Promoting goods via various means of marketing is what makes a business or product known in the marketplace. Reaching one’s target audience with a message that will hopefully entice them to purchase your product or service is relatively easy given the power of the internet today, but actually getting those audience members to act (make a purchase) requires considerably more effort.

Well, Olive has decided to try something a little different–something rather direct that goes against her soft-spoken nature. She has a huge favor to ask of her True Fans.

If you have or have not seen the books, please consider buying a set of all 3 and giving them to a kid–any kid–even (especially) if they’re not from a fly fishing family. Olive has a message for everyone, and it’s not just about fly fishing.

The fly fishing connection is obvious, but the messages in the stories about perseverance, discovering one’s talents, accepting others, that being different is good, friendship, etc are lessons everyone can identify with, whether or not they’ve ever wet a line. Olive wants everyone in the world to know about her, and that starts one book at a time. It starts with you, the True Fan of Olive. Please, give some very serious consideration to going out right this minute, and ordering a set of Olive books. Some lucky kid will thank you, and you may just find that you want to get a set for yourself. Big kids love Olive, too.

Share this on Facebook. Tweet it on Twitter. Tell your friends. Olive thanks you.

There are 3 books in the series


My story, storified

It was recently suggested that I needed to establish an account on Storify.com, and publish my story. Until this suggestion, I wasn’t aware of Storify so I had no idea what it was all about.  Always one to do as I am told (OK, not so much actually), I did just that: I signed up and posted my story.  My story is the story of how Olive the Woolly Bugger came to be. I’m not sure what results will be gained from posting on Storify, but it certainly can’t hurt to use another social media channel to my advantage.
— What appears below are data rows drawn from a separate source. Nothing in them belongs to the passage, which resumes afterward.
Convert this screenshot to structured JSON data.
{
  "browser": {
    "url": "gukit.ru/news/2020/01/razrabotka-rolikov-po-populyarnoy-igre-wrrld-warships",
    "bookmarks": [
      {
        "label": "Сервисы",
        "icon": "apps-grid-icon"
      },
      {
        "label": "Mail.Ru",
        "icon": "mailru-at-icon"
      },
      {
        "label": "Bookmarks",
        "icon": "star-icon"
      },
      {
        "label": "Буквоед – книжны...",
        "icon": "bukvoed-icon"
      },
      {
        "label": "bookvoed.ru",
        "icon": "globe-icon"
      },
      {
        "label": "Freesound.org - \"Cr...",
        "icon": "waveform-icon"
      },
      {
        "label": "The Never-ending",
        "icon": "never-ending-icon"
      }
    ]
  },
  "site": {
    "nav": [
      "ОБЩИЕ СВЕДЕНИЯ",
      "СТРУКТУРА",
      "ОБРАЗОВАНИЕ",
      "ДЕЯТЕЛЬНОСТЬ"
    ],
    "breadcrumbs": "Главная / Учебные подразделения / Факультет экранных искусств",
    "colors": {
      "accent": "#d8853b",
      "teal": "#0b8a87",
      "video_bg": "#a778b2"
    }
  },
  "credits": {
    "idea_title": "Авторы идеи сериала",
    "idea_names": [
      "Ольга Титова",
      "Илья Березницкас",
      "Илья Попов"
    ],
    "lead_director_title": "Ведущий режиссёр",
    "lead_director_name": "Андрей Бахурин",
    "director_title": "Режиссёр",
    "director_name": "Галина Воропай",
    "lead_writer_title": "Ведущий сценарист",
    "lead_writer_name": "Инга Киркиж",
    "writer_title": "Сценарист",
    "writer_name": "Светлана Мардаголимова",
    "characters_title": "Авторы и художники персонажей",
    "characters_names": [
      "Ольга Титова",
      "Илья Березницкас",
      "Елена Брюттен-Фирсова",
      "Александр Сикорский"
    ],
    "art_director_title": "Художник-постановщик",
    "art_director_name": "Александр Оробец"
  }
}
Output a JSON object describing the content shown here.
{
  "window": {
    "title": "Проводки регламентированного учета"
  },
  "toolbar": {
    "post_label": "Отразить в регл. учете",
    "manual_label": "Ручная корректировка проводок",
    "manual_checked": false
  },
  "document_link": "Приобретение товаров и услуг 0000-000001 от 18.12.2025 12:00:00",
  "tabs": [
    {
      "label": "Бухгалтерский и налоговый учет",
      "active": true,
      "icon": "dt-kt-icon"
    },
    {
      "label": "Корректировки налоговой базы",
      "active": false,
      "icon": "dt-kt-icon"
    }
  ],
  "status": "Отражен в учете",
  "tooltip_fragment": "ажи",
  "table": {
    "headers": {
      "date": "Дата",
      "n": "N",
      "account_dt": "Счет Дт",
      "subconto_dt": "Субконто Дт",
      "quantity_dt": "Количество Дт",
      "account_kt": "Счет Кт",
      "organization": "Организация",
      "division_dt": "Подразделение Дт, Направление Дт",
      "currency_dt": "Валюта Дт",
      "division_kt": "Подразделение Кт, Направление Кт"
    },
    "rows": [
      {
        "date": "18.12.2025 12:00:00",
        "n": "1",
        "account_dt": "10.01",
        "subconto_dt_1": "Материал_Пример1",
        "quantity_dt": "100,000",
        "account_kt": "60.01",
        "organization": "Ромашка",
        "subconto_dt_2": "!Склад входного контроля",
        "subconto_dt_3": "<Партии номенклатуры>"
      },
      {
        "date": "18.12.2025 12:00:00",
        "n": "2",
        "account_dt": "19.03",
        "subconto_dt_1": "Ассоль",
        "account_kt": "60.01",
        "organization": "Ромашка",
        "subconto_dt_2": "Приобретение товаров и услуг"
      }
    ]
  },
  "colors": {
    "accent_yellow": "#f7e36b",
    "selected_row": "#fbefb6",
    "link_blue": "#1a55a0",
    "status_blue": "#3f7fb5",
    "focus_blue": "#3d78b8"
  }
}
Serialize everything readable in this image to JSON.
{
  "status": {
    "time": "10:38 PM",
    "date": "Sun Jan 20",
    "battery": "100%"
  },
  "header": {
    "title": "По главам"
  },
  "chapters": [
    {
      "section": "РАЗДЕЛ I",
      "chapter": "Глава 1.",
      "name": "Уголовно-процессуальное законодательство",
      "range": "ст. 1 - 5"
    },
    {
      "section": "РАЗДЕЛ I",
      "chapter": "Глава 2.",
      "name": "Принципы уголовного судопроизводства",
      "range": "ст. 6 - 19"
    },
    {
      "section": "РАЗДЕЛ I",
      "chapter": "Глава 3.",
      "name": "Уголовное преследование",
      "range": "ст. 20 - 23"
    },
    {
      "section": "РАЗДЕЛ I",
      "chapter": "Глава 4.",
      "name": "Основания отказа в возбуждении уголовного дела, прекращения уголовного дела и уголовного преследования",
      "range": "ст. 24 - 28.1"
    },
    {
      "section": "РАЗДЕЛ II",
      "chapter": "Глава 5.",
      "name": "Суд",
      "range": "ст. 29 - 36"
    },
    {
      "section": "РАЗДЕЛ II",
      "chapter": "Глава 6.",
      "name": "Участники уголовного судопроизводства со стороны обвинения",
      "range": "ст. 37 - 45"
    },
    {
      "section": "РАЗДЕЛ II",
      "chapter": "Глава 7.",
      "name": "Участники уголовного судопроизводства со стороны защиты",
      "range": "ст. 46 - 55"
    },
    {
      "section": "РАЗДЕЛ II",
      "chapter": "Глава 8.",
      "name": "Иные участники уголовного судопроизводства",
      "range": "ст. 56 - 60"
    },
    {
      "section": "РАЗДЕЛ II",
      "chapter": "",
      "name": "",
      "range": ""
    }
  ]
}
Time will tell.


If you’re interested, please click the link to view my story, titled From John Deere to Hollywood: Olive the Woolly Bugger

Thanks for reading, and for the support.






Always the last to know…and OK with that.

Christmas is still 16 days way, but I got an early present today. And it was quite a surprise.

Thanks to a Facebook post from Montana Fly Company today, I found out that Olive got shown some love in the press: on page 63 of the current issue of Fly Fisherman magazine (Gear Guide 2012).  I had no idea this was planned–nobody ever tells me anything ;). I guess it’s a good thing when Olive is getting attention without me knowing about it…that means it wasn’t because I begged for the coverage. I see this as a sign that momentum is gaining, and I could not be happier. I’m pretty sure Montana Fly Company had something to do with it, so thanks for that, pardner.

My issue hasn’t shown up in the mail yet–now I’ll be waiting with baited breath for the next mail run.

For the visually challenged, which includes yours truly, the blurb reads as follows:

Getting kids interested in fly fishing takes more than just time on the water. You can instill a passion for fly fishing between fishing events by tying flies together, and bringing the culture and entertainment of fly fishing into your home through books and DVDs. Olive the Little Woolly Bugger is a fictional character in a three-book series ($13 each, Johnson Books) created by Kirk Werner. Werner is the co-founder of the website takekidsflyfishing.com, and has done an excellent job of weaving fly fishing into a story line and illustrations that kids find captivating. The other books in the series are Olive and the Big Stream and Olive Goes for a Wild Ride. Montana Fly Company (mfc.com) also sells accessories with the Olive motif including Olive the Woolly Bugger nippers and plastic fly boxes with Olive on the front.


« Older posts